US presidential candidate Joe Biden and New York state governor Andrew Cuomo have announced big plans to get American voters to switch to electric cars. Biden has announced financial incentives for customers to buy electric cars and trucks — including, possibly, used ones — as long as they are “manufactured in the United States”. While this would greatly benefit Tesla, worthy competitors like Hyundai and Kia are likely to miss out. Biden’s plan also includes installing 500,000 EV chargers all across the US as an “investment” towards future mobility and job creation.
In New York, governor Cuomo has unveiled his plan to slash the state’s carbon emissions by 85% by 2050 under the ‘EV Make Ready’ program, under which the government will help accelerate the sale of electric vehicles. It has also tied up with 14 other states in the region, including Washington DC, to ‘electrify’ diesel buses and trucks by 2050.
Reliance Industries’ much-discussed sale of 20% of its oil-to-chemicals (O2C) business to Saudi Aramco may have stalled over Aramco’s insistence that Reliance re-evaluate the asking price of US$75 billion post Covid’s battering of the oil market. The potential deal was first announced last year and the sale would include the firm’s twin refineries at Jamnagar (Gujarat), its petrochemical plants and 51% of its fuel retailing business.
Aramco, however, is no longer certain of the returns from the businesses as they would need substantial capital investment to be turned into facilities that only focus on O2C, as demand for petrol, diesel and aviation fuel has fallen after the Covid-19 pandemic. But Reliance Industries chairman Mukesh Ambani has announced that after a successful rights issue of US$7 billion last month, its net debt has fallen to zero and it’s therefore not keen on the Aramco deal going through.
$20 billion LNG project okayed in Mozambique by seven financiers, including Japan
A $20 billion LNG project in Mozambique by French oil giant Total to extract, liquify and export the fuel — Africa’s biggest energy project ever — has been okayed for funding by seven countries: the US, Japan, Netherlands, UK, Italy, Vietnam and South Africa. The project has secured funding in the hopes of future profits expected from a global shift towards natural gas as a cleaner alternative to coal, with the US export-import bank making $5 billion available. Even the African Development Bank is financing the project, despite criticism by environmentalists on what it would mean for a continent already vulnerable to climate change.
The Japan Bank for International Cooperation, too, will shell out $3 billion, even as Japan has vowed to slash funding for coal in the developing world after mounting criticism.
Also, according to the 2019 Production Gap Report, governments investing in natural gas plan to extract 47% more of the fuel than can be burned under the 2°C global warming limit. The deal exposes the double standards of some of the funders’ climate policies as well, such as the UK’s, which is rapidly progressing towards a zero carbon economy within its borders but continues to finance fossil fuel projects around the world.
Big Oil announces cleverly crafted joint carbon reduction target

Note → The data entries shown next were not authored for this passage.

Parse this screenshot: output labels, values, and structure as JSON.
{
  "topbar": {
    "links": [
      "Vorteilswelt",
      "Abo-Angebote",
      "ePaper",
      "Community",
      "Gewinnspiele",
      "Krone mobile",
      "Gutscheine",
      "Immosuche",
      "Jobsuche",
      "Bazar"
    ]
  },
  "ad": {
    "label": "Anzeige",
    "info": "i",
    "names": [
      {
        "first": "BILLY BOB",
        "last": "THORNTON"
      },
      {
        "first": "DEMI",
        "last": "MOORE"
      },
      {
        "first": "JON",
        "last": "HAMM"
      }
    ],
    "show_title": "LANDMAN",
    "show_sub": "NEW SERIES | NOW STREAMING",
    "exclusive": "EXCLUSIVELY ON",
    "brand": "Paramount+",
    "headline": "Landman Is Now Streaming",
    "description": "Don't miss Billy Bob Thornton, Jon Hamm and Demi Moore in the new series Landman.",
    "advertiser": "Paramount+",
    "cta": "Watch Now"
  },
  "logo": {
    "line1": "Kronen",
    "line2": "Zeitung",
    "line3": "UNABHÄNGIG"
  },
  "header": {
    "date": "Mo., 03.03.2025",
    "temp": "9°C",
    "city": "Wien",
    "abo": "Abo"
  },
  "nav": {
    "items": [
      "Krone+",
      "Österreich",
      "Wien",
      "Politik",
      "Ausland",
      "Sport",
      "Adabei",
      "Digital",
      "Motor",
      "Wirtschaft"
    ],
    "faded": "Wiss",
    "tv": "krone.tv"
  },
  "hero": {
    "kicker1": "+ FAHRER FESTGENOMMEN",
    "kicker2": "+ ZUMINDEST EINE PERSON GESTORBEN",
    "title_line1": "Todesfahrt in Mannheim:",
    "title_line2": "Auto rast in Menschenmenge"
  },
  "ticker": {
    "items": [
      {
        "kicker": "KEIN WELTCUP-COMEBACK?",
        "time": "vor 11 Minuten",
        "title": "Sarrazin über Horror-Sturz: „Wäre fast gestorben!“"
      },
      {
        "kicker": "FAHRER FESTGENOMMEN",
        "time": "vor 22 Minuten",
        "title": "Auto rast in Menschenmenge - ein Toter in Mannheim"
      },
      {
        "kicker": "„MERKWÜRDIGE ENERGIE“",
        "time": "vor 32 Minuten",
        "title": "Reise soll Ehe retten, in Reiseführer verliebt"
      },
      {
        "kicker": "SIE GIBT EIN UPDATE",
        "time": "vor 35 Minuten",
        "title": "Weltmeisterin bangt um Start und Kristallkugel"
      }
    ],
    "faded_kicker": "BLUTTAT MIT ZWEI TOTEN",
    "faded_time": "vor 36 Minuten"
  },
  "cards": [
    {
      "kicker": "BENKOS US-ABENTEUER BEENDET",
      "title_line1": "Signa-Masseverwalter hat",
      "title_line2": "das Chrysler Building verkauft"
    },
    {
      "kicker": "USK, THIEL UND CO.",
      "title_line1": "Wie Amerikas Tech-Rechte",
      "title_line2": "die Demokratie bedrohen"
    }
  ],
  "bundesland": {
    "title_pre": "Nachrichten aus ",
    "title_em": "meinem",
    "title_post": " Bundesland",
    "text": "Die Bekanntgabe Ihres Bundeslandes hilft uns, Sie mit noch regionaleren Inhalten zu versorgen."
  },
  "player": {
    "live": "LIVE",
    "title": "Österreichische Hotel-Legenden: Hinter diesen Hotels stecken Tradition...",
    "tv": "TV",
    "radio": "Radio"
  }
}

The world’s biggest oil and gas drillers have together released a joint target to reduce their operations’ carbon intensity to 20-21 kg of CO2 equivalent per barrel of oil equivalent by 2025 — as a proportion of their output. This is down from 23kg of CO2e/boe in 2017. However, the target means that the sector’s absolute emissions can go on rising, since steady expansion of oil and gas operations is still being planned.
The target is borne out of an agreed methodology that’s common to all, and could be extended to LNG and refining operations in the future. A significant member amongst the signatories in ExxonMobil, which has so far resisted shareholders’ calls to increase ambition on climate action, and is yet to release its carbon emission figures for 2019.